What creates a unique place?
Like a fingerprint, each wine region is unique. It is the combination of the elements of the region such as climate (macro, micro, and change), soil conditions (macro and micro), water, and geography to name a few, and the way in which the winegrowers interact with these elements that defines place. Like a chef working with the finest ingredients or an orchestral conductor guiding highly talented musicians, the winegrower and his/her beliefs, practices and decisions take advantage of the characteristics of terroir to create wines that are distinctly from that place.
Our winegrowers understand, respect and honour this gift as they create exceptional wines.
Characteristics of our place
You know you arrived in a special place as you drive into the Similkameen Valley. There is something dramatic about the steep, rugged, rocky cliffs and how they tightly enclose the valley. Plunging fans of rock erode from the mountains to the vineyards and orchards on the valley floor below providing a clear window into how this special terrain was formed. The beauty is stunning. Raw. Natural. Rugged. The height and orientation of the surrounding mountains and shape of the valley contribute to our uniqueness.
Complex soils and minerality
Soils have been deposited from retreating glaciers, meltwaters, floods and streams. Wind-blown soils, alluvial fans and coarse rocky material have been broken down from the surrounding mountains. Our soils tend to be high in calcium carbonate and derived from limestone, schist or granite which seem to give a desirable mineral sensation to the wine. One of the most elusive and exciting elements unique to just a few regions is minerality which is something many wine lovers look for in the best quality wines. Minerality contributes to complexity, elegance and freshness, and is very often referred to by wine experts as a major characteristic of Similkameen wine.

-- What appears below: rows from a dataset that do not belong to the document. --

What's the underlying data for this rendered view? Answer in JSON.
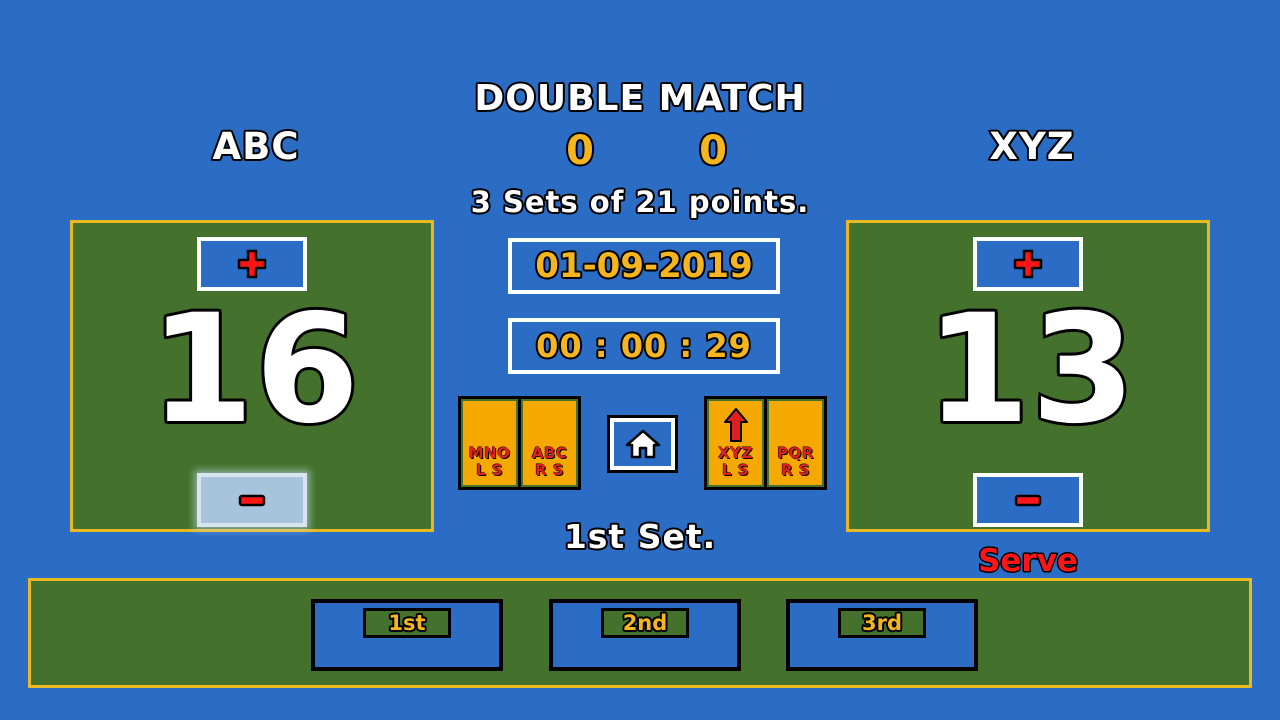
{
  "header": {
    "match_title": "DOUBLE MATCH",
    "set_score_left": "0",
    "set_score_right": "0",
    "format": "3 Sets of 21 points.",
    "date": "01-09-2019",
    "timer": "00 : 00 : 29"
  },
  "teams": {
    "left": {
      "name": "ABC",
      "score": "16",
      "plus_icon": "plus-icon",
      "minus_icon": "minus-icon",
      "minus_active": true
    },
    "right": {
      "name": "XYZ",
      "score": "13",
      "plus_icon": "plus-icon",
      "minus_icon": "minus-icon",
      "minus_active": false
    }
  },
  "players": {
    "left": [
      {
        "name": "MNO",
        "side": "L S",
        "serving": false
      },
      {
        "name": "ABC",
        "side": "R S",
        "serving": false
      }
    ],
    "right": [
      {
        "name": "XYZ",
        "side": "L S",
        "serving": true
      },
      {
        "name": "PQR",
        "side": "R S",
        "serving": false
      }
    ]
  },
  "home_button": {
    "icon": "home-icon"
  },
  "current_set": "1st Set.",
  "serve_label": "Serve",
  "set_buttons": [
    {
      "label": "1st"
    },
    {
      "label": "2nd"
    },
    {
      "label": "3rd"
    }
  ],
  "colors": {
    "background_blue": "#2B6CC4",
    "panel_green": "#44722C",
    "gold_border": "#E8B923",
    "button_orange": "#F5A800",
    "accent_red": "#E02020",
    "value_yellow": "#F5B51E",
    "active_button": "#A8C4DC"
  }
}
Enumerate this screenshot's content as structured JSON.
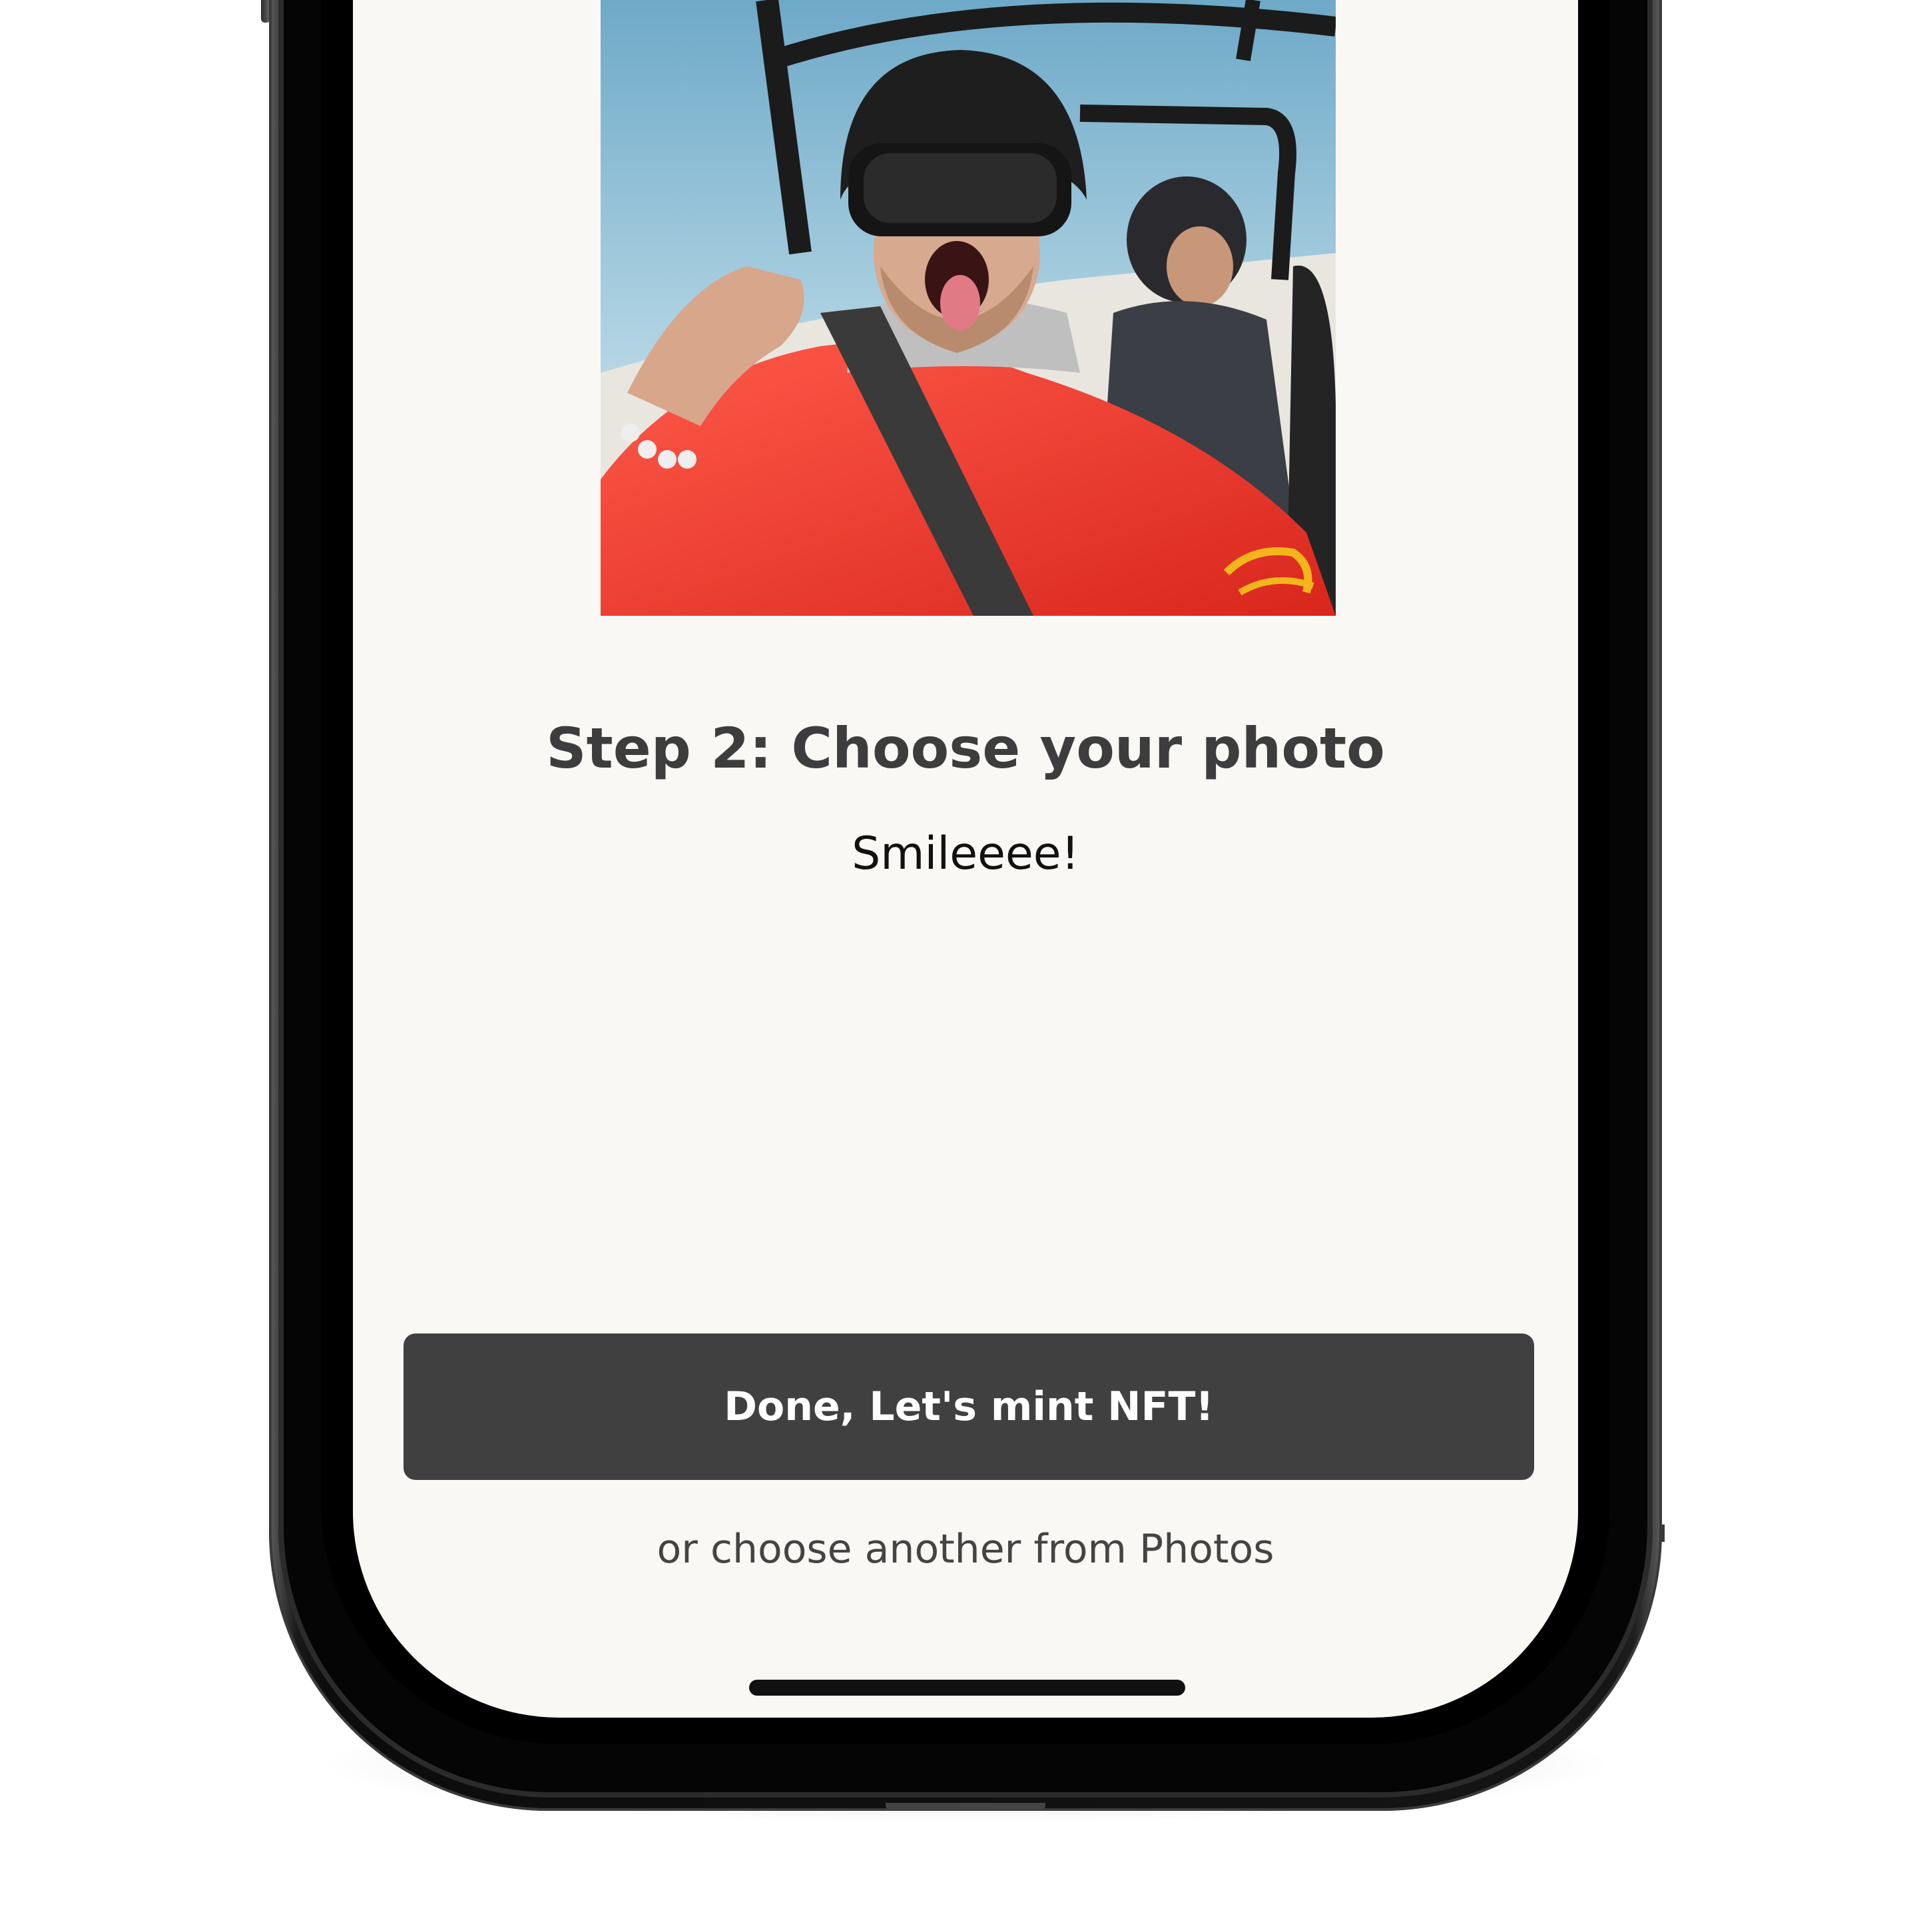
{
  "screen": {
    "photo": {
      "description_icon": "photo-preview"
    },
    "step_title": "Step 2: Choose your photo",
    "subtitle": "Smileeee!",
    "primary_button_label": "Done, Let's mint NFT!",
    "secondary_link_label": "or choose another from Photos"
  },
  "colors": {
    "screen_background": "#f9f8f4",
    "button_background": "#404040",
    "button_text": "#ffffff",
    "title_text": "#3d3d3d",
    "link_text": "#444444",
    "phone_frame": "#000000"
  }
}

Sunshine and heat
Nestled on the mountain plain east of the Coastal Mountain Range, the Similkmeen vineyards soak up long hours of sunlight every day. The average annual number of degree days from 1998 to 2003 was 1360 (PARC). At the peak of the season, the vineyards can get as much as two hours more sunlight per day than famed regions such as Napa Valley in California.
It is not uncommon for temperatures to rise above 40°C (104°F) on summer days and due to the high mountains on both sides of the valley, and the reflective action of the rock, the heat is held in the valley long after the sun sets. The intense heat and long hours of sunlight mean that vines work hard and long, ripening grapes perfectly.

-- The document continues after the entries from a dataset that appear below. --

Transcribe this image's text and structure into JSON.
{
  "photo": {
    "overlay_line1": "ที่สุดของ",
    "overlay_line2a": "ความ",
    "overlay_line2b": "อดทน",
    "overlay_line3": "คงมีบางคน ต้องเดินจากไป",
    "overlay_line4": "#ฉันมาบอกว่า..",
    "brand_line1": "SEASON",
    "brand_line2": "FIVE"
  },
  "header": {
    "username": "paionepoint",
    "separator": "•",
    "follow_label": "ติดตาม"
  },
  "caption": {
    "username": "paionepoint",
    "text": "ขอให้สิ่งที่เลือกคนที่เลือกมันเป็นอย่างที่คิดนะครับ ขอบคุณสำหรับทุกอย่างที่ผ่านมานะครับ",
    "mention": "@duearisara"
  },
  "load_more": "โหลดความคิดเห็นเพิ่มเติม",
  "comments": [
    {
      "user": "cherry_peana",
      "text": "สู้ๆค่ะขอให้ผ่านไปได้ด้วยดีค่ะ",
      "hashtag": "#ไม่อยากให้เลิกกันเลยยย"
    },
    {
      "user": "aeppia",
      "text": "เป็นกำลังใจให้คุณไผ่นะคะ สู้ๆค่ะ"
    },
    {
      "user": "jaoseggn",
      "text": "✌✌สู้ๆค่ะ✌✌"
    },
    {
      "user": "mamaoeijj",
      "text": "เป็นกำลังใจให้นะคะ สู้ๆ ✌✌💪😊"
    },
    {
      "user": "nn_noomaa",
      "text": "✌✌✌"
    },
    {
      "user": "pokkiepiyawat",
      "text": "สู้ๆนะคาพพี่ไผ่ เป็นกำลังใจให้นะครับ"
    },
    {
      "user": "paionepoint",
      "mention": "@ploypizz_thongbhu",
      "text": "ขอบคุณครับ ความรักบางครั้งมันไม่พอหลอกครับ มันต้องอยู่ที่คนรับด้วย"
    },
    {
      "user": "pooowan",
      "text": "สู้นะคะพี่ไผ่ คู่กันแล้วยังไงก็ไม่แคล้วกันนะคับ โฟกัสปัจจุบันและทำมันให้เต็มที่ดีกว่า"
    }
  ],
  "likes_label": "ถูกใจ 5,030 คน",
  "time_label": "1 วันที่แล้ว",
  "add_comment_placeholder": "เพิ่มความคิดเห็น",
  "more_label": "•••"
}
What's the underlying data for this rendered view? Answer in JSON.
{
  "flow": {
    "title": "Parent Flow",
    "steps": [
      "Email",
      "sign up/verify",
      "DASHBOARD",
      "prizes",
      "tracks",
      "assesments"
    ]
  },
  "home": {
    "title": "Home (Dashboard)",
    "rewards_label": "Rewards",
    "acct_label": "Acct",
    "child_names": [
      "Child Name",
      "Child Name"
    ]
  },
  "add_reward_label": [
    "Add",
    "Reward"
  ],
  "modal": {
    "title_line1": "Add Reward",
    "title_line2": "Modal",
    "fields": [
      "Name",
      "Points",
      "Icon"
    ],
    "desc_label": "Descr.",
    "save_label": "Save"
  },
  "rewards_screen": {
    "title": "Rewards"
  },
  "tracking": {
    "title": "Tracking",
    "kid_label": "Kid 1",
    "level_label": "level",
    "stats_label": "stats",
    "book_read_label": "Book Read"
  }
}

Vineyards are situated between 400-480 metres, heights that would be considered high altitude viticulture in many parts of the world. Without a lake to moderate temperatures, it is not uncommon for summer nights to drop below 10°C (50°F). The extremes from day to night give both ripeness of fruit while retaining natural acidity to keep wines fresh.

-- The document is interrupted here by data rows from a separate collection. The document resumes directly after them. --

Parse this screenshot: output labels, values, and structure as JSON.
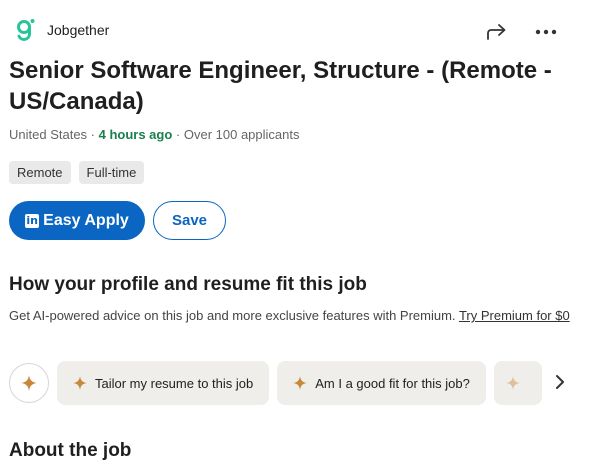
{
  "company": {
    "name": "Jobgether",
    "logo_icon": "jobgether-logo-icon",
    "brand_color": "#27c59a"
  },
  "header_actions": {
    "share_icon": "share-arrow-icon",
    "more_icon": "more-horizontal-icon"
  },
  "job": {
    "title": "Senior Software Engineer, Structure - (Remote - US/Canada)",
    "location": "United States",
    "posted": "4 hours ago",
    "applicants": "Over 100 applicants",
    "separator": " · "
  },
  "tags": [
    "Remote",
    "Full-time"
  ],
  "buttons": {
    "easy_apply": "Easy Apply",
    "easy_apply_logo": "in",
    "save": "Save",
    "accent": "#0a66c2"
  },
  "fit": {
    "heading": "How your profile and resume fit this job",
    "description": "Get AI-powered advice on this job and more exclusive features with Premium.",
    "premium_link": "Try Premium for $0"
  },
  "suggestions": {
    "icon": "sparkle-icon",
    "chips": [
      "Tailor my resume to this job",
      "Am I a good fit for this job?"
    ],
    "next_icon": "chevron-right-icon",
    "spark_color": "#c7883a"
  },
  "about": {
    "heading": "About the job"
  }
}
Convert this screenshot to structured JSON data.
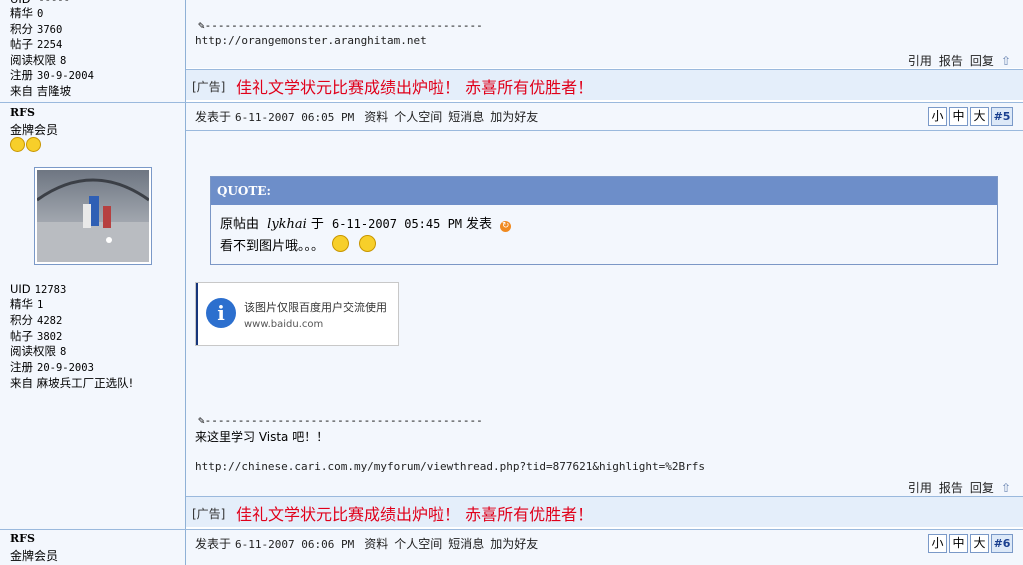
{
  "post_top": {
    "user": {
      "stats": [
        {
          "label": "精华",
          "value": "0"
        },
        {
          "label": "积分",
          "value": "3760"
        },
        {
          "label": "帖子",
          "value": "2254"
        },
        {
          "label": "阅读权限",
          "value": "8"
        },
        {
          "label": "注册",
          "value": "30-9-2004"
        },
        {
          "label": "来自",
          "value": "吉隆坡"
        }
      ]
    },
    "signature_line": "✎------------------------------------------",
    "signature_url": "http://orangemonster.aranghitam.net"
  },
  "actions": {
    "quote": "引用",
    "report": "报告",
    "reply": "回复",
    "top": "⇧"
  },
  "ad": {
    "tag": "[广告]",
    "text": "佳礼文学状元比赛成绩出炉啦！ 赤喜所有优胜者！"
  },
  "post5": {
    "user": {
      "name": "RFS",
      "rank": "金牌会员",
      "stats": [
        {
          "label": "UID",
          "value": "12783"
        },
        {
          "label": "精华",
          "value": "1"
        },
        {
          "label": "积分",
          "value": "4282"
        },
        {
          "label": "帖子",
          "value": "3802"
        },
        {
          "label": "阅读权限",
          "value": "8"
        },
        {
          "label": "注册",
          "value": "20-9-2003"
        },
        {
          "label": "来自",
          "value": "麻坡兵工厂正选队!"
        }
      ]
    },
    "meta": {
      "posted_label": "发表于",
      "timestamp": "6-11-2007 06:05 PM",
      "links": [
        "资料",
        "个人空间",
        "短消息",
        "加为好友"
      ]
    },
    "size_buttons": [
      "小",
      "中",
      "大"
    ],
    "post_number": "#5",
    "quote": {
      "header": "QUOTE:",
      "origin_prefix": "原帖由",
      "origin_user": "lykhai",
      "origin_at": "于",
      "origin_time": "6-11-2007 05:45 PM",
      "origin_suffix": "发表",
      "text": "看不到图片哦。。。"
    },
    "baidu": {
      "line1": "该图片仅限百度用户交流使用",
      "line2": "www.baidu.com"
    },
    "signature_line": "✎------------------------------------------",
    "signature_text": "来这里学习 Vista 吧！！",
    "signature_url": "http://chinese.cari.com.my/myforum/viewthread.php?tid=877621&highlight=%2Brfs"
  },
  "post6": {
    "user": {
      "name": "RFS",
      "rank": "金牌会员"
    },
    "meta": {
      "posted_label": "发表于",
      "timestamp": "6-11-2007 06:06 PM",
      "links": [
        "资料",
        "个人空间",
        "短消息",
        "加为好友"
      ]
    },
    "size_buttons": [
      "小",
      "中",
      "大"
    ],
    "post_number": "#6"
  },
  "colors": {
    "ad_red": "#e0001a",
    "quote_header": "#6d8ec9",
    "border": "#9ab9dd"
  }
}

Wind – the famous wind
A powerful wind often sweeps through the valley. Like famous world wine winds such as the “Mistral” in France and the “Tramontana” of Italy, the Similkameen wind (yet un-named) has a big impact on the grape and fruit growing region. These powerful gusts cleanse the vineyards of pests and diseases and the drying nature of it prevents mildew from taking hold.
The valley is arid and with the persistent winds reduce the moisture in the vines and the soil. These conditions reduce the need for frequent spraying and help us achieve more environmentally sensitive practices. In fact, with more than 40% of crops grown organically, this region is considered the “Organic Capital of Canada”.
The Similkameen River is the lifeblood of the valley. Running 197km (122mi) from high in the mountains to the west it winds east crossing the border into the US just south of Cawston. During the spring freshet it can be immensely powerful but given the semi-dessert conditions in the valley it can also become calm and a playground for residents and visitors alike.
We believe that the moving river, quality and composition of our water all play a part in helping us create wines that reflect our place.
Our people. Our culture. Our character.
Old world wine making regions are highly regulated with varietal techniques often being mandated. In the new world, regulations related to styles and varietals are less stringent, in part due to the independent, entrepreneurial nature of land developers, and farmers including winegrowers. This is particularly true of the Similkameen Valley.
Our winegrowers are as varied as the wines they create, from multi-generational families who settled years ago to newcomers who moved to the region because they recognized the opportunities unfolding in the Similkameen Valley. Regardless of their history, they bring a similar spirit and a passion for what they do.
The valley is alluring because of its beauty, the authenticity, a lifestyle of locally grown food and wine, and the “realness” of a place built on hard work from the ground up. But also because there is a sense of discovery, of something emerging, of things to come.
A camaraderie exists among the Similkameen Independent Winegrowers based on shared values, a desire to continuously improve and learn, a deep respect for the land which they protect and a passion to showcase the Similkameen through their wines and ciders.
Come and meet the Similkameen Independent Winegrowers.